TASK GOAL: Your task is to find every line in the records that holds the string "database" and copy it.

RECORDS SHOWN below:

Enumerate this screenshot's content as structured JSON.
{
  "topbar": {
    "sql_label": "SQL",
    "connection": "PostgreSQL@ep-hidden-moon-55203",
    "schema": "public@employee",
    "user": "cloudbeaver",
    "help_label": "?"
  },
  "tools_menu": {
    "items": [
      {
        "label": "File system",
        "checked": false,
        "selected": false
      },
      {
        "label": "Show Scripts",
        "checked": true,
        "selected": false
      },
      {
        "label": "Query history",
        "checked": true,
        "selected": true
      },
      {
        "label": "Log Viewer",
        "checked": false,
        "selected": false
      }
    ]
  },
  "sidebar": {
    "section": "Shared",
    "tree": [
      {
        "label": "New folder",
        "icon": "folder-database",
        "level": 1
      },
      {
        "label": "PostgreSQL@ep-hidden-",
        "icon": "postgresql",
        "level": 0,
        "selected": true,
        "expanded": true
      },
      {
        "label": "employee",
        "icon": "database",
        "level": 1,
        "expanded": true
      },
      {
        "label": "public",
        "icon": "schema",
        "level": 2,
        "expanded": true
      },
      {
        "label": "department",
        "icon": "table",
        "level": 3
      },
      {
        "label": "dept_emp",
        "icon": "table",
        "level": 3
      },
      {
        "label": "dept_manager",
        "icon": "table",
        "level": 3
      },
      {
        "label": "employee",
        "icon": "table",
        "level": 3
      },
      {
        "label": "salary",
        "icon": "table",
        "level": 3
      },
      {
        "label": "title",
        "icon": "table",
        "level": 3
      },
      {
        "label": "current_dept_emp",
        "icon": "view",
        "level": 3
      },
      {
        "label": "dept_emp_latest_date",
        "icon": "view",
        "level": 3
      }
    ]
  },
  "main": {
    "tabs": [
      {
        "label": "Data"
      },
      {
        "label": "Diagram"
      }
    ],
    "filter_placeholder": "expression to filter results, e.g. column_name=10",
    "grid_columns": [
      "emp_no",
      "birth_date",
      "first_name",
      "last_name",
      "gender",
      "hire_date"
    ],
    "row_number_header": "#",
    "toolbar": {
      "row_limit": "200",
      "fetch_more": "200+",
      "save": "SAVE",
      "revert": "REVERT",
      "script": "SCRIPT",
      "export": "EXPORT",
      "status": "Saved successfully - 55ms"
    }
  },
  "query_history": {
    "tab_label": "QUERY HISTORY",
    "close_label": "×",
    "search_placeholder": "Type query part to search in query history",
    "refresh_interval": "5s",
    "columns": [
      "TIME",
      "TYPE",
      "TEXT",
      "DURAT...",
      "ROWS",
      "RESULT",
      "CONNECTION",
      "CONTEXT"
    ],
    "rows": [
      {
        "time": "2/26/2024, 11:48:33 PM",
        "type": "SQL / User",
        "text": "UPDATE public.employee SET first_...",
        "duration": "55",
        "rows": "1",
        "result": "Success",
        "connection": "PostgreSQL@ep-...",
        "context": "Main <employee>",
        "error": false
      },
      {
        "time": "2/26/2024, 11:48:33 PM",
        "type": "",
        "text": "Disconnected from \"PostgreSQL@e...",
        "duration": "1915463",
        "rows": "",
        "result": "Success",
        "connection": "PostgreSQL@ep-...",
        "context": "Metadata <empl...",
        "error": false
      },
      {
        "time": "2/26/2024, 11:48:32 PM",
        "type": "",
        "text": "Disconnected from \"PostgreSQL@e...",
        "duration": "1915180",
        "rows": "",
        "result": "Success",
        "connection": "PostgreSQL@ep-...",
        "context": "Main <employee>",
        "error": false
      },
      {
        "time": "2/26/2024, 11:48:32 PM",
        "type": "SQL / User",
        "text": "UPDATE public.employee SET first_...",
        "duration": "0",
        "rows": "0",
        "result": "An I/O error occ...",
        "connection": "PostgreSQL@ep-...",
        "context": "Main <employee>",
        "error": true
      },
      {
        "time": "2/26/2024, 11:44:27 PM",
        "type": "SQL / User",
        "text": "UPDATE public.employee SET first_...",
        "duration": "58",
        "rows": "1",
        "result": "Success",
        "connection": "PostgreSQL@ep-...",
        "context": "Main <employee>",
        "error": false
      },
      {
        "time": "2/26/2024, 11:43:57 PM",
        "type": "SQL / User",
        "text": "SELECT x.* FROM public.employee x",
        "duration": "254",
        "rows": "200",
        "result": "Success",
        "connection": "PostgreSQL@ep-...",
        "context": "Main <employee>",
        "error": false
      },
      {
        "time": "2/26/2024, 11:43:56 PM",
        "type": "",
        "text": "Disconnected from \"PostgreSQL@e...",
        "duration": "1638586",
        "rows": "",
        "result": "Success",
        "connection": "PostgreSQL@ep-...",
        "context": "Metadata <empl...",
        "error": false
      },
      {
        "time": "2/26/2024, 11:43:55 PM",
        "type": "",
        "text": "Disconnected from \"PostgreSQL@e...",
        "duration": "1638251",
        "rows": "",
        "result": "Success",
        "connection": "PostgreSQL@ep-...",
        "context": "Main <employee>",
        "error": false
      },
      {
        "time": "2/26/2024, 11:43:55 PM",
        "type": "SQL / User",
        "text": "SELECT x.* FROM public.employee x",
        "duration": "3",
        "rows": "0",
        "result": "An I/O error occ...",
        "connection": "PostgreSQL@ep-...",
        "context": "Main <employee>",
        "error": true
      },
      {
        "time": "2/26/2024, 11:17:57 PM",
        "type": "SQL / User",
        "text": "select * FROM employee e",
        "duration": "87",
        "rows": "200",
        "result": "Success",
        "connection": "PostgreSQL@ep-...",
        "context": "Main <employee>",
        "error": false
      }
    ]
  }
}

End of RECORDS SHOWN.

RESPONSE BOX:
        "icon": "folder-database",
        "icon": "database",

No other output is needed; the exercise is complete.